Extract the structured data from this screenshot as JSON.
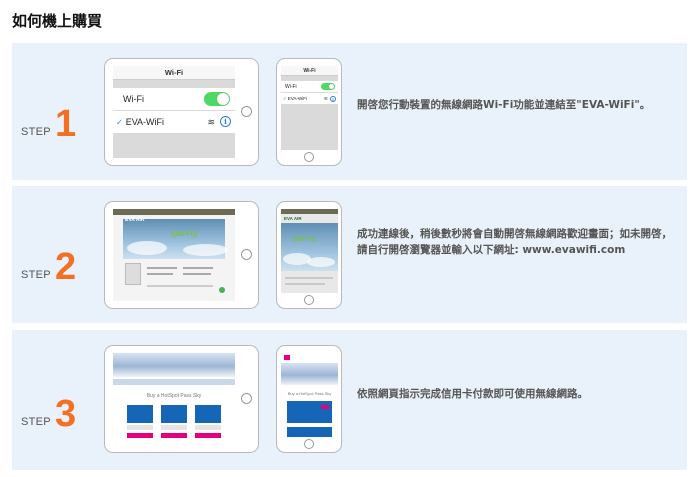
{
  "page": {
    "title": "如何機上購買"
  },
  "steps": [
    {
      "step_word": "STEP",
      "step_number": "1",
      "description": "開啓您行動裝置的無線網路Wi-Fi功能並連結至\"EVA-WiFi\"。",
      "tablet_screen": {
        "header": "Wi-Fi",
        "wifi_label": "Wi-Fi",
        "network": "EVA-WiFi",
        "check_mark": "✓",
        "signal": "≋",
        "info": "i"
      },
      "phone_screen": {
        "header": "Wi-Fi",
        "wifi_label": "Wi-Fi",
        "network": "EVA-WiFi",
        "check_mark": "✓",
        "signal": "≋",
        "info": "i"
      }
    },
    {
      "step_word": "STEP",
      "step_number": "2",
      "description": "成功連線後，稍後數秒將會自動開啓無線網路歡迎畫面；如未開啓，請自行開啓瀏覽器並輸入以下網址: www.evawifi.com",
      "tablet_screen": {
        "logo": "EVA AIR",
        "wifi_mark": "((Wi-Fi))"
      },
      "phone_screen": {
        "logo": "EVA AIR",
        "wifi_mark": "((Wi-Fi))"
      }
    },
    {
      "step_word": "STEP",
      "step_number": "3",
      "description": "依照網頁指示完成信用卡付款即可使用無線網路。",
      "tablet_screen": {
        "title": "Buy a HotSpot Pass Sky"
      },
      "phone_screen": {
        "title": "Buy a HotSpot Pass Sky"
      }
    }
  ],
  "colors": {
    "accent": "#f36f21",
    "panel_bg": "#e9f2fb",
    "toggle_green": "#4cd964",
    "plan_blue": "#1666b8",
    "plan_pink": "#e6007e"
  }
}
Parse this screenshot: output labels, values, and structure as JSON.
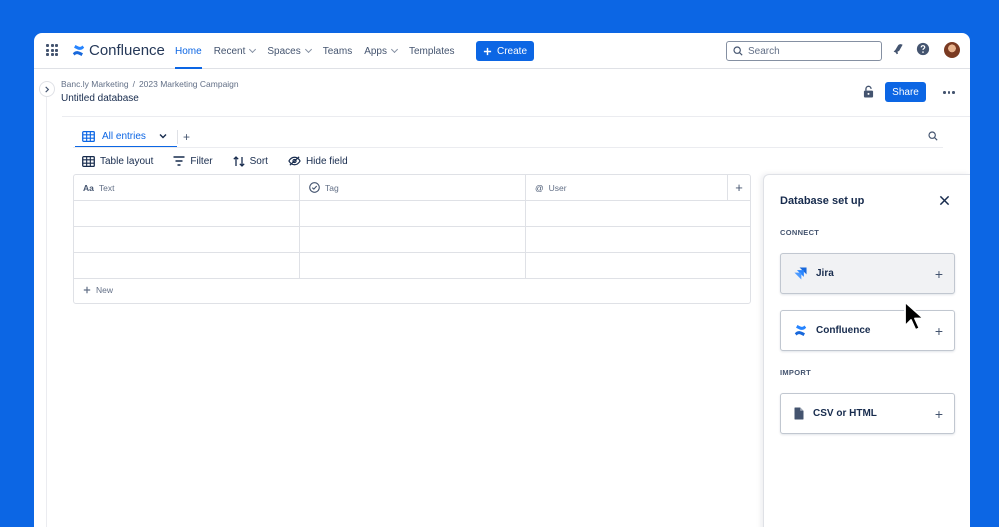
{
  "nav": {
    "product": "Confluence",
    "links": [
      {
        "label": "Home",
        "dropdown": false
      },
      {
        "label": "Recent",
        "dropdown": true
      },
      {
        "label": "Spaces",
        "dropdown": true
      },
      {
        "label": "Teams",
        "dropdown": false
      },
      {
        "label": "Apps",
        "dropdown": true
      },
      {
        "label": "Templates",
        "dropdown": false
      }
    ],
    "create_label": "Create",
    "search_placeholder": "Search",
    "icons": [
      "app-switcher-icon",
      "notifications-icon",
      "help-icon",
      "avatar"
    ]
  },
  "page": {
    "breadcrumb": [
      "Banc.ly Marketing",
      "/",
      "2023 Marketing Campaign"
    ],
    "title": "Untitled database",
    "share_label": "Share"
  },
  "database": {
    "view": {
      "label": "All entries"
    },
    "add_view": "+",
    "toolbar": {
      "layout": "Table layout",
      "filter": "Filter",
      "sort": "Sort",
      "hide": "Hide field"
    },
    "columns": [
      {
        "icon": "Aa",
        "label": "Text"
      },
      {
        "icon": "tag-icon",
        "label": "Tag"
      },
      {
        "icon": "@",
        "label": "User"
      }
    ],
    "add_column": "+",
    "new_row_label": "New"
  },
  "panel": {
    "title": "Database set up",
    "connect_label": "CONNECT",
    "import_label": "IMPORT",
    "connect_options": [
      {
        "label": "Jira",
        "icon": "jira-icon"
      },
      {
        "label": "Confluence",
        "icon": "confluence-icon"
      }
    ],
    "import_options": [
      {
        "label": "CSV or HTML",
        "icon": "file-icon"
      }
    ]
  },
  "colors": {
    "background": "#0C66E4",
    "accent": "#0C66E4",
    "text": "#172B4D"
  }
}
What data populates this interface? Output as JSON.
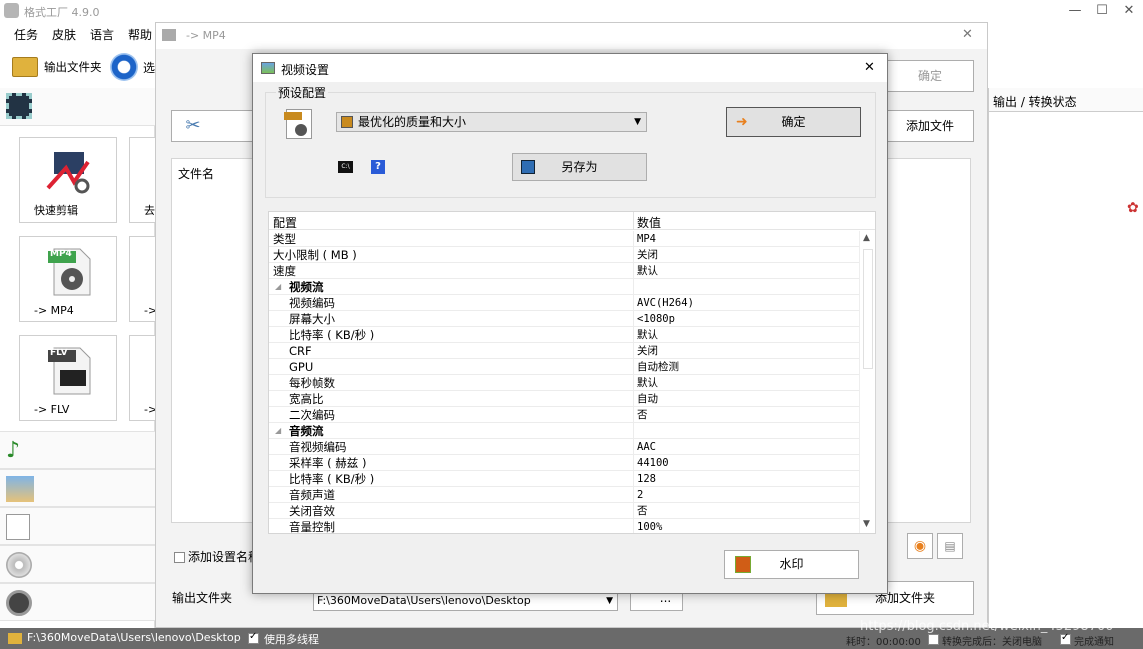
{
  "app": {
    "title": "格式工厂 4.9.0",
    "window_controls": [
      "—",
      "☐",
      "✕"
    ]
  },
  "menu": [
    "任务",
    "皮肤",
    "语言",
    "帮助"
  ],
  "toolbar": {
    "output_folder": "输出文件夹",
    "options_partial": "选"
  },
  "sidebar": {
    "tiles": [
      {
        "label": "快速剪辑",
        "icon": "scissors-film-icon"
      },
      {
        "label": "-> MP4",
        "icon": "mp4-file-icon",
        "badge": "MP4"
      },
      {
        "label": "-> FLV",
        "icon": "flv-file-icon",
        "badge": "FLV"
      }
    ],
    "tiles_col2_partial": [
      "去",
      "->",
      "->"
    ],
    "categories": [
      "music-icon",
      "picture-icon",
      "document-icon",
      "disc-icon",
      "tools-icon"
    ]
  },
  "bgwin": {
    "title": "-> MP4",
    "confirm": "确定",
    "add_file": "添加文件",
    "add_file2": "添加文件夹",
    "file_col": "文件名",
    "add_settings": "添加设置名称",
    "output_folder_label": "输出文件夹",
    "output_path": "F:\\360MoveData\\Users\\lenovo\\Desktop",
    "browse": "..."
  },
  "status_panel": {
    "header": "输出 / 转换状态"
  },
  "statusbar": {
    "path": "F:\\360MoveData\\Users\\lenovo\\Desktop",
    "multithread": "使用多线程",
    "elapsed": "耗时：00:00:00",
    "after_convert": "转换完成后：关闭电脑",
    "notify": "完成通知",
    "watermark_text": "https://blog.csdn.net/weixin_45298700"
  },
  "dialog": {
    "title": "视频设置",
    "preset_label": "预设配置",
    "preset_value": "最优化的质量和大小",
    "ok": "确定",
    "save_as": "另存为",
    "watermark": "水印",
    "table": {
      "col1": "配置",
      "col2": "数值",
      "rows": [
        {
          "k": "类型",
          "v": "MP4",
          "t": "plain"
        },
        {
          "k": "大小限制 ( MB )",
          "v": "关闭",
          "t": "plain"
        },
        {
          "k": "速度",
          "v": "默认",
          "t": "plain"
        },
        {
          "k": "视频流",
          "v": "",
          "t": "sec"
        },
        {
          "k": "视频编码",
          "v": "AVC(H264)",
          "t": "sub"
        },
        {
          "k": "屏幕大小",
          "v": "<1080p",
          "t": "sub"
        },
        {
          "k": "比特率 ( KB/秒 )",
          "v": "默认",
          "t": "sub"
        },
        {
          "k": "CRF",
          "v": "关闭",
          "t": "sub"
        },
        {
          "k": "GPU",
          "v": "自动检测",
          "t": "sub"
        },
        {
          "k": "每秒帧数",
          "v": "默认",
          "t": "sub"
        },
        {
          "k": "宽高比",
          "v": "自动",
          "t": "sub"
        },
        {
          "k": "二次编码",
          "v": "否",
          "t": "sub"
        },
        {
          "k": "音频流",
          "v": "",
          "t": "sec"
        },
        {
          "k": "音视频编码",
          "v": "AAC",
          "t": "sub"
        },
        {
          "k": "采样率 ( 赫兹 )",
          "v": "44100",
          "t": "sub"
        },
        {
          "k": "比特率 ( KB/秒 )",
          "v": "128",
          "t": "sub"
        },
        {
          "k": "音频声道",
          "v": "2",
          "t": "sub"
        },
        {
          "k": "关闭音效",
          "v": "否",
          "t": "sub"
        },
        {
          "k": "音量控制",
          "v": "100%",
          "t": "sub"
        }
      ]
    }
  }
}
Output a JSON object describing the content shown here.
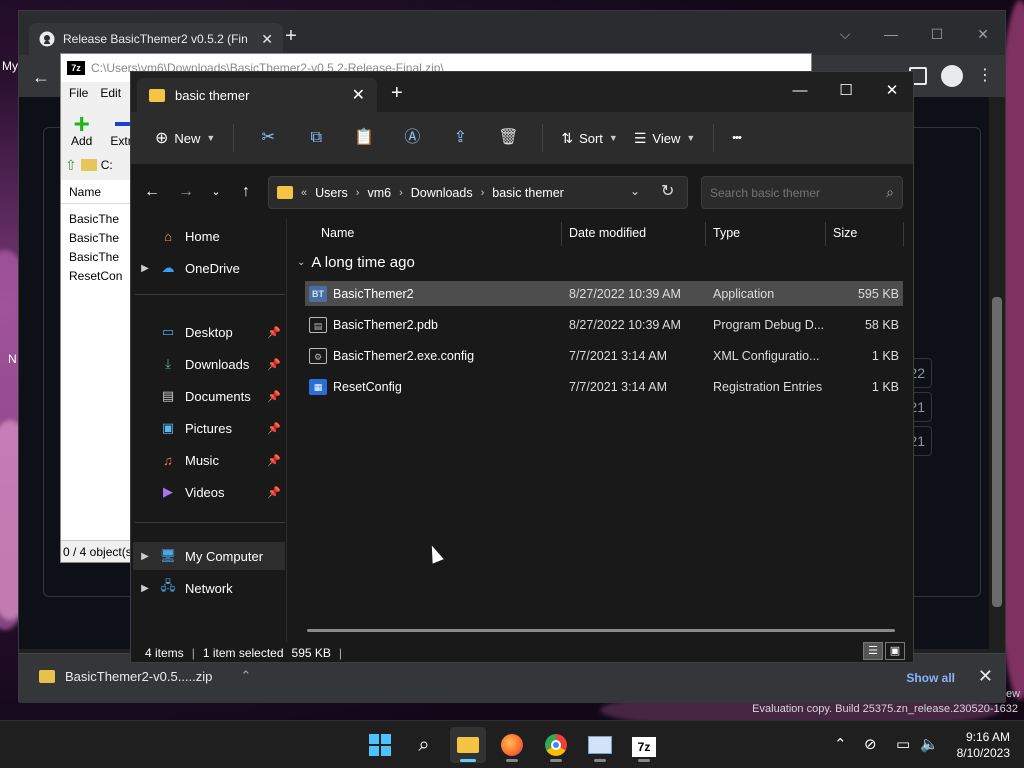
{
  "chrome": {
    "tab_title": "Release BasicThemer2 v0.5.2 (Fin",
    "tab_close": "✕",
    "new_tab": "+",
    "left_edge_text": "My",
    "left_edge_text2": "N",
    "repo_dates": [
      "22",
      "21",
      "21"
    ],
    "download_filename": "BasicThemer2-v0.5.....zip",
    "show_all": "Show all",
    "download_close": "✕",
    "edge_text": "ew"
  },
  "sevenzip": {
    "title": "C:\\Users\\vm6\\Downloads\\BasicThemer2-v0.5.2-Release-Final.zip\\",
    "logo": "7z",
    "menu": [
      "File",
      "Edit"
    ],
    "tools": {
      "add": "Add",
      "extract": "Extra"
    },
    "addr_prefix": "C:",
    "column_name": "Name",
    "files": [
      "BasicThe",
      "BasicThe",
      "BasicThe",
      "ResetCon"
    ],
    "status": "0 / 4 object(s"
  },
  "explorer": {
    "tab_title": "basic themer",
    "tab_close": "✕",
    "new_tab": "+",
    "commands": {
      "new": "New",
      "sort": "Sort",
      "view": "View",
      "more": "•••"
    },
    "breadcrumb": {
      "overflow": "«",
      "parts": [
        "Users",
        "vm6",
        "Downloads",
        "basic themer"
      ]
    },
    "search_placeholder": "Search basic themer",
    "nav": {
      "home": "Home",
      "onedrive": "OneDrive",
      "desktop": "Desktop",
      "downloads": "Downloads",
      "documents": "Documents",
      "pictures": "Pictures",
      "music": "Music",
      "videos": "Videos",
      "my_computer": "My Computer",
      "network": "Network"
    },
    "columns": {
      "name": "Name",
      "date": "Date modified",
      "type": "Type",
      "size": "Size"
    },
    "group": "A long time ago",
    "files": [
      {
        "name": "BasicThemer2",
        "date": "8/27/2022 10:39 AM",
        "type": "Application",
        "size": "595 KB",
        "icon": "BT"
      },
      {
        "name": "BasicThemer2.pdb",
        "date": "8/27/2022 10:39 AM",
        "type": "Program Debug D...",
        "size": "58 KB",
        "icon": "pdb"
      },
      {
        "name": "BasicThemer2.exe.config",
        "date": "7/7/2021 3:14 AM",
        "type": "XML Configuratio...",
        "size": "1 KB",
        "icon": "cfg"
      },
      {
        "name": "ResetConfig",
        "date": "7/7/2021 3:14 AM",
        "type": "Registration Entries",
        "size": "1 KB",
        "icon": "reg"
      }
    ],
    "status": {
      "items": "4 items",
      "selected": "1 item selected",
      "size": "595 KB",
      "sep": "|"
    }
  },
  "watermark": {
    "line2": "Evaluation copy. Build 25375.zn_release.230520-1632"
  },
  "taskbar": {
    "sevenzip_label": "7z",
    "time": "9:16 AM",
    "date": "8/10/2023"
  },
  "colors": {
    "accent": "#60cdff",
    "selection": "#4d4d4d",
    "explorer_bg": "#191919",
    "chrome_bg": "#202124"
  }
}
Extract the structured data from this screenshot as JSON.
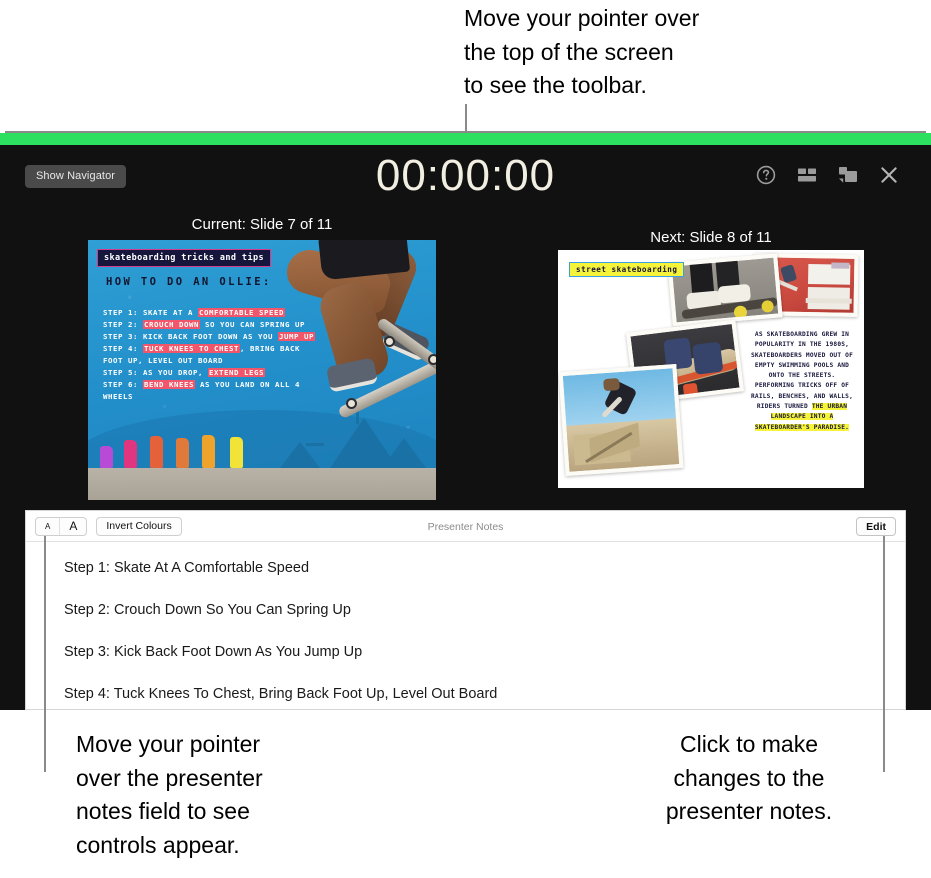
{
  "callouts": {
    "top": "Move your pointer over\nthe top of the screen\nto see the toolbar.",
    "bottom_left": "Move your pointer\nover the presenter\nnotes field to see\ncontrols appear.",
    "bottom_right": "Click to make\nchanges to the\npresenter notes."
  },
  "presenter": {
    "accent_color": "#2ee05f",
    "background_color": "#111111",
    "show_navigator_label": "Show Navigator",
    "timer": "00:00:00",
    "toolbar_icons": [
      "help-icon",
      "layout-icon",
      "swap-displays-icon",
      "close-icon"
    ],
    "current_slide_label": "Current: Slide 7 of 11",
    "next_slide_label": "Next: Slide 8 of 11"
  },
  "slide_current": {
    "title": "skateboarding tricks and tips",
    "heading": "HOW TO DO AN OLLIE:",
    "steps": [
      {
        "label": "STEP 1:",
        "plain_before": "SKATE AT A ",
        "highlight": "COMFORTABLE SPEED",
        "plain_after": ""
      },
      {
        "label": "STEP 2:",
        "plain_before": "",
        "highlight": "CROUCH DOWN",
        "plain_after": " SO YOU CAN SPRING UP"
      },
      {
        "label": "STEP 3:",
        "plain_before": "KICK BACK FOOT DOWN AS YOU ",
        "highlight": "JUMP UP",
        "plain_after": ""
      },
      {
        "label": "STEP 4:",
        "plain_before": "",
        "highlight": "TUCK KNEES TO CHEST",
        "plain_after": ", BRING BACK FOOT UP, LEVEL OUT BOARD"
      },
      {
        "label": "STEP 5:",
        "plain_before": "AS YOU DROP, ",
        "highlight": "EXTEND LEGS",
        "plain_after": ""
      },
      {
        "label": "STEP 6:",
        "plain_before": "",
        "highlight": "BEND KNEES",
        "plain_after": " AS YOU LAND ON ALL 4 WHEELS"
      }
    ],
    "highlight_color": "#f2566a"
  },
  "slide_next": {
    "title": "street skateboarding",
    "body_plain_1": "AS SKATEBOARDING GREW IN POPULARITY IN THE 1980S, SKATEBOARDERS MOVED OUT OF EMPTY SWIMMING POOLS AND ONTO THE STREETS. PERFORMING TRICKS OFF OF RAILS, BENCHES, AND WALLS, RIDERS TURNED ",
    "body_highlight": "THE URBAN LANDSCAPE INTO A SKATEBOARDER'S PARADISE.",
    "highlight_color": "#f5f33a"
  },
  "notes": {
    "panel_title": "Presenter Notes",
    "size_small_label": "A",
    "size_large_label": "A",
    "invert_label": "Invert Colours",
    "edit_label": "Edit",
    "lines": [
      "Step 1: Skate At A Comfortable Speed",
      "Step 2: Crouch Down So You Can Spring Up",
      "Step 3: Kick Back Foot Down As You Jump Up",
      "Step 4: Tuck Knees To Chest, Bring Back Foot Up, Level Out Board"
    ]
  }
}
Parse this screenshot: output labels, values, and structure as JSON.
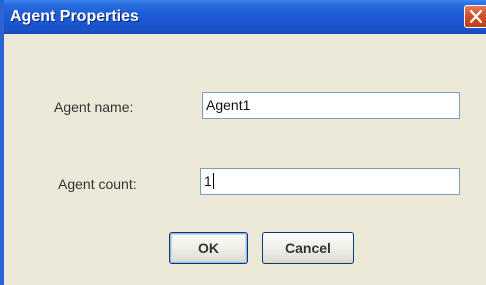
{
  "window": {
    "title": "Agent Properties",
    "close_icon": "close-x-icon"
  },
  "form": {
    "name_label": "Agent name:",
    "name_value": "Agent1",
    "count_label": "Agent count:",
    "count_value": "1"
  },
  "buttons": {
    "ok_label": "OK",
    "cancel_label": "Cancel"
  }
}
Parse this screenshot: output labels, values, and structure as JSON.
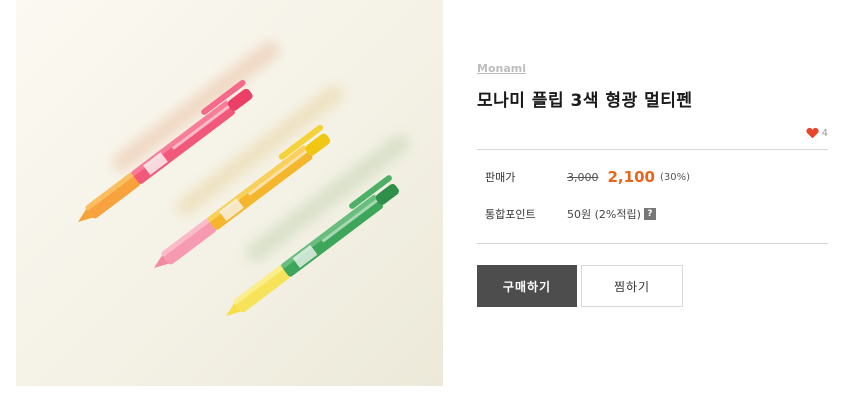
{
  "product": {
    "image_alt": "Monami flip 3-color pens",
    "brand": "Monami",
    "title": "모나미 플립 3색 형광 멀티펜",
    "likes": "4"
  },
  "price": {
    "label": "판매가",
    "original": "3,000",
    "sale": "2,100",
    "discount": "(30%)"
  },
  "points": {
    "label": "통합포인트",
    "value": "50원 (2%적립)",
    "help": "?"
  },
  "actions": {
    "buy": "구매하기",
    "wish": "찜하기"
  },
  "colors": {
    "heart": "#e8452a",
    "sale_price": "#e8651a",
    "buy_button": "#4d4d4d"
  }
}
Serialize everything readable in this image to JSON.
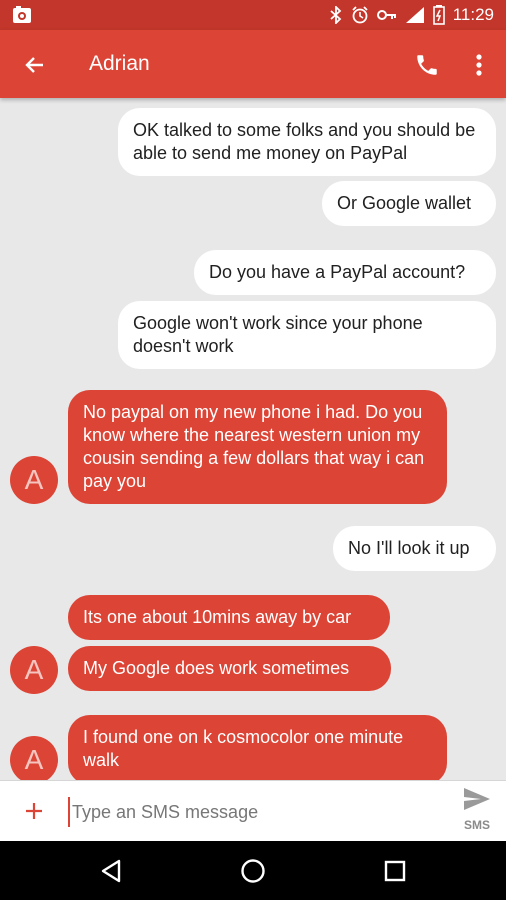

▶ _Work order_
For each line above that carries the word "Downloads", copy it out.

▶ _Completed task_
    "title": "C:\\Users\\vm6\\Downloads\\BasicThemer2-v0.5.2-Release-Final.zip\\",
        "Downloads",
      "downloads": "Downloads",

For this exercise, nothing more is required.